But when your neighbors are cavorting at all hours of the night, playing loud music, drinking and trashing the neighborhood, it's understandable when relationships sour.We empathize with residents of the Federal Heights neighborhood who say have been negatively impacted by University of Utah fraternities. They've had their fill of the late-night hijinks. They've asked the Salt Lake City Council to ban alcohol use in the fraternities scattered about their neighborhood.

The council's options are not yet clear. The fraternity houses are privately owned, and many of the fraternity brothers are 21 years old -- the legal drinking age. One thing is clear: Something has to change.

The fraternities have promised to rein in their activities, and city police have stepped up their enforcement on weekends in response to previous incidents, which have included a near riot three years ago, an alleged sexual assault and a fire.

To hear Federal Heights residents tell it, essentially nothing has changed.
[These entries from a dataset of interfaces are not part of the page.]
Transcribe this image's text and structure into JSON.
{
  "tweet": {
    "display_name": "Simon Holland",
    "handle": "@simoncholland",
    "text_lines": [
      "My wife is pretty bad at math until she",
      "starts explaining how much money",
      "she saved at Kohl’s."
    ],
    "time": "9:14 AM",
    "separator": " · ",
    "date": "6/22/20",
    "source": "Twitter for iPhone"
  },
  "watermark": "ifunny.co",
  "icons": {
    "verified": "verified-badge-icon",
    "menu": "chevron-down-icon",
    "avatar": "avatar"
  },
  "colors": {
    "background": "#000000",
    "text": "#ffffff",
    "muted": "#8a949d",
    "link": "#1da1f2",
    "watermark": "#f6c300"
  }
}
Absent some change in policy, the problems are almost sure to continue.

The news that some fraternities at the U. are going dry -- largely under pressure from their national organizations -- is heartening. Already, sororities at the U. have a self-imposed alcohol ban inside their houses. A policy shift within the fraternities themselves seems to be the most logical means to address the issue.

While the community trusted that the fraternities were sincere when they promised reform, the nature of fraternities is that there is a constant turnover of residents as students graduate or find housing elsewhere. Yesterday's handshake and promise is quickly forgotten.

Fraternities at the U. need to do some soul searching about alcohol use in their houses. We urge them to follow the example of the fraternities that have gone dry. Alcohol isn't a necessary element of fraternity life.

The best course is for fraternities to deal with this problem internally. The less lawyering, the better. An internal change can happen immediately. An all-out ban on alcohol would likely face a court challenge, which would delay any meaningful change and worsen already strained relations among neighbors.